dispersion of Jews from the region of the Kingdom.
10. Deuteronomy Code–code derived from the book of Deuteronomy
11. Mercenaries–soldiers, Military advisers and generals trained through the works of Mozi and Sun Tzu
12. “The Cosmopolitan Era”– Military advisers and generals trained through the works of Mozi and Sun Tzu
13. Akkadian–empire and its surrounding region in ancient Mesopotamia
14. Aten–is the disk of the sun in ancient Egyptian mythology, and originally an aspect of Ra
The English word "love" can refer to a variety of different feelings, states, and attitudes that ranges from interpersonal affection to pleasure . It can refer to an emotion of a strong attraction and personal attachment. It can also be a virtue representing human kindness, compassion, and affection—"the unselfish loyal and benevolent concern for the good of another". As well, it may describe compassionate and affectionate actions towards other humans, one's self or animals.
Four forms of interpersonal….
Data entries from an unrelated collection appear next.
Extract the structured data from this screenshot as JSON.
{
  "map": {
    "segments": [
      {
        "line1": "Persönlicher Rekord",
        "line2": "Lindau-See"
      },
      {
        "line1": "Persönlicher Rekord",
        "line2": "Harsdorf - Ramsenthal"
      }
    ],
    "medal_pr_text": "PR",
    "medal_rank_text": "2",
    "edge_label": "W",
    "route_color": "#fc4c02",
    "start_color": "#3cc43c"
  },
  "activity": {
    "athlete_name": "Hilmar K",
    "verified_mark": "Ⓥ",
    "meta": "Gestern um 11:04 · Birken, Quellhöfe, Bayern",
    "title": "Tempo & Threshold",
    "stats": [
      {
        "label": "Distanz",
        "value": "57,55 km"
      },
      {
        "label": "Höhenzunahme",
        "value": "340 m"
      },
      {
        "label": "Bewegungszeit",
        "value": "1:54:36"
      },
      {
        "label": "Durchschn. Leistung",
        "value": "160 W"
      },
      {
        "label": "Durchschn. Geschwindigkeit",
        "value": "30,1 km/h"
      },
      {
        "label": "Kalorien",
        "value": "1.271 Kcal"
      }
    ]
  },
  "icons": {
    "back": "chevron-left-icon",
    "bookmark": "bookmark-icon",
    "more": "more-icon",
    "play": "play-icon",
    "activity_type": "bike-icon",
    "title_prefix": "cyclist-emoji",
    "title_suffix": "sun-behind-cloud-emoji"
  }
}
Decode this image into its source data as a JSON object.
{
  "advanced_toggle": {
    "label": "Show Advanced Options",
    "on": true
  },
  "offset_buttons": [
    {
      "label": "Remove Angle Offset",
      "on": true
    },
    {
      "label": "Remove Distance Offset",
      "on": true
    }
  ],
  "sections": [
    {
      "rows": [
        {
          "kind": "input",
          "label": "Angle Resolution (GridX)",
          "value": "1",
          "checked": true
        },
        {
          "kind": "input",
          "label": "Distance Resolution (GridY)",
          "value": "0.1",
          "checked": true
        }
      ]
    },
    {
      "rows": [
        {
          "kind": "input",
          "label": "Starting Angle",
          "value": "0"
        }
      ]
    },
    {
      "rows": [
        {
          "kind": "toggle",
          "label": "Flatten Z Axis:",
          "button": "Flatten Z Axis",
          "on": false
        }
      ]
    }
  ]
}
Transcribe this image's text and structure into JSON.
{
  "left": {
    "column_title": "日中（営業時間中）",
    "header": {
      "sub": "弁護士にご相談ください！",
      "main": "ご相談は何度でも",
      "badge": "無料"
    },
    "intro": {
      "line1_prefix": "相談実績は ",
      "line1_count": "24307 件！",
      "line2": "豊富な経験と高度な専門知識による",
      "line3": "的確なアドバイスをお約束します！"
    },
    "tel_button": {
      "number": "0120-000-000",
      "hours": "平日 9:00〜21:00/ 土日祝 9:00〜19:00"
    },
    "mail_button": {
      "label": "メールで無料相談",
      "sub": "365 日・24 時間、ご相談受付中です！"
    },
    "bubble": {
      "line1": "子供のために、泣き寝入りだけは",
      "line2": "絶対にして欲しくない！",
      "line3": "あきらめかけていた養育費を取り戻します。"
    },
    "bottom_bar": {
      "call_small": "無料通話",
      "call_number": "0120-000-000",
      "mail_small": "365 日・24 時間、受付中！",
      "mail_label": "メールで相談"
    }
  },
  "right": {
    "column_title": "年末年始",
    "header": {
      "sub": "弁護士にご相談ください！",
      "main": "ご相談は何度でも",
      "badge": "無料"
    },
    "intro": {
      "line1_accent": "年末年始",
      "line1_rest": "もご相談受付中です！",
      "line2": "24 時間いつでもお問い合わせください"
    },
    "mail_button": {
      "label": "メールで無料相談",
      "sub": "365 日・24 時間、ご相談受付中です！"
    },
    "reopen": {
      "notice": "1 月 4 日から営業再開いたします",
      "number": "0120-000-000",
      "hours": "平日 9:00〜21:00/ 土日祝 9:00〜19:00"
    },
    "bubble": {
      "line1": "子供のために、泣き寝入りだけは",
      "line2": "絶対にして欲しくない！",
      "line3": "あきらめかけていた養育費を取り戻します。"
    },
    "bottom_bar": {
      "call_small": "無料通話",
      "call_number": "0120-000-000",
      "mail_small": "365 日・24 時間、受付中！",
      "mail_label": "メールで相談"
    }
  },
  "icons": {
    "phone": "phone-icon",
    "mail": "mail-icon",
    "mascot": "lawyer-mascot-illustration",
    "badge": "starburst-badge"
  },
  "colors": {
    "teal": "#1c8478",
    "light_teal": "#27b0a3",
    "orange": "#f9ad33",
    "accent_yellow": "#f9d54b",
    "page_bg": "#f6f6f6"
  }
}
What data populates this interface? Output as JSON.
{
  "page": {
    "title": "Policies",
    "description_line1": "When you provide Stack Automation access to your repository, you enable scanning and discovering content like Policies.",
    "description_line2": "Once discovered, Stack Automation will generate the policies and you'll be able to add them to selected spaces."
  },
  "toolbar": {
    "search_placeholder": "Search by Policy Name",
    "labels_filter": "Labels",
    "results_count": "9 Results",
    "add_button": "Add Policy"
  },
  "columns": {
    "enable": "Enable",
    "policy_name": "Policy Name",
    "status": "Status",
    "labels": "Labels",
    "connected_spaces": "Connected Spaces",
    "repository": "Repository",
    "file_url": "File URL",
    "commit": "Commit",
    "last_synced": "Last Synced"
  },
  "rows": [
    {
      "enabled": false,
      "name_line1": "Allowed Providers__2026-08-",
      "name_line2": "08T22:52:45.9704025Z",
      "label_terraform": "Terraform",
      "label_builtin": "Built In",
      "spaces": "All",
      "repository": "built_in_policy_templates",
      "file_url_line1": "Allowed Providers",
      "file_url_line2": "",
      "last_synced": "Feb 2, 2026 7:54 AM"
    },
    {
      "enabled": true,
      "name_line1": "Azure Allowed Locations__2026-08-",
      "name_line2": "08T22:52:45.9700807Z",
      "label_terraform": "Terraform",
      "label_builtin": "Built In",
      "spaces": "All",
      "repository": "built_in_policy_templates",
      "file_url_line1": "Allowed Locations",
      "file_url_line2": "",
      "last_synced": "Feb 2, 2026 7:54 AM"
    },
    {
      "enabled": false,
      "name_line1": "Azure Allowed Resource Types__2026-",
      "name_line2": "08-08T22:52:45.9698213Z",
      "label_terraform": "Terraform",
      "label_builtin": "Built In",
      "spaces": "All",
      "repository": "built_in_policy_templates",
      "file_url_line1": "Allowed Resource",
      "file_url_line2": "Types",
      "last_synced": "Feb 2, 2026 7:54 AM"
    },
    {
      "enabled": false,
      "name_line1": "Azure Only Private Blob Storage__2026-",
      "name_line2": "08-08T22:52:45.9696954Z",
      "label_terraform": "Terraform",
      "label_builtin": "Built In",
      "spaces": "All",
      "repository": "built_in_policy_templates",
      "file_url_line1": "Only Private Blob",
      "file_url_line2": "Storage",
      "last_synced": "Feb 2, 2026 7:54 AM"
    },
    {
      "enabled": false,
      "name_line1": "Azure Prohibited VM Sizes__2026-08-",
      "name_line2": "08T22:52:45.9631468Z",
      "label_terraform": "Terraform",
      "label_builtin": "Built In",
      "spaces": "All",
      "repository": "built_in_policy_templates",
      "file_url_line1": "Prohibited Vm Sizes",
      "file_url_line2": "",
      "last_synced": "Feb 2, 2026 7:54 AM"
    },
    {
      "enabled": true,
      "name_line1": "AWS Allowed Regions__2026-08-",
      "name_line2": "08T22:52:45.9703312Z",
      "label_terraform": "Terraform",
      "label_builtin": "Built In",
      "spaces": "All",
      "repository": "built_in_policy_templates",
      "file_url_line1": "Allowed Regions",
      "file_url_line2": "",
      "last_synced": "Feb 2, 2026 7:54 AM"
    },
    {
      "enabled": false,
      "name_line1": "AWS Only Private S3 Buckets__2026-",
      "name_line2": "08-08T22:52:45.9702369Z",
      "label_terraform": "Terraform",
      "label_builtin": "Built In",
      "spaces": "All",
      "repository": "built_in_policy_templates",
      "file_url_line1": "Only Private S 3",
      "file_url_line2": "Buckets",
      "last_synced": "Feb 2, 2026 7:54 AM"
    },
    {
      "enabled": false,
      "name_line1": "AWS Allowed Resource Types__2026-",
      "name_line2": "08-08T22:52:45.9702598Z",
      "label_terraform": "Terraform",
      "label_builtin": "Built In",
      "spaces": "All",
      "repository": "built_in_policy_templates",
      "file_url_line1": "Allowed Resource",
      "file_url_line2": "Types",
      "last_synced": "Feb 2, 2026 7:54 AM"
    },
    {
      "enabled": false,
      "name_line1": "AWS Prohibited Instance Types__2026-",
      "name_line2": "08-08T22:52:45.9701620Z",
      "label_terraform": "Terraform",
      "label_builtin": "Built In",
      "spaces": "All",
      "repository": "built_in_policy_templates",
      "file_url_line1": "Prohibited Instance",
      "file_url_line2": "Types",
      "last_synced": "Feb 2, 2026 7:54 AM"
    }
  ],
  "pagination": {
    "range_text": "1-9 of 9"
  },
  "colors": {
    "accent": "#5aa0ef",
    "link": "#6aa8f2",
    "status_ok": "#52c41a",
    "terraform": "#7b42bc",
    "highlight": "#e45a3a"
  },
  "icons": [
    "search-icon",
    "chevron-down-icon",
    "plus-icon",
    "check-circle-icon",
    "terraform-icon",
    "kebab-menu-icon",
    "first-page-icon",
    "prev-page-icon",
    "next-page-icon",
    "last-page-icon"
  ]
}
in filial piety. According to Confucius, the beginning of filial piety is serving your parents, the middle is serving your ruler, and it ends with establishing yourself. According to Confucius, being filial and fraternal is the root of humaneness. Mozi used filial piety to justify “universal love”. His belief was that if one respects and provides for other’s parents, they will provide for yours in return. Your parents will then have more material benefits than if you were the only one taking care….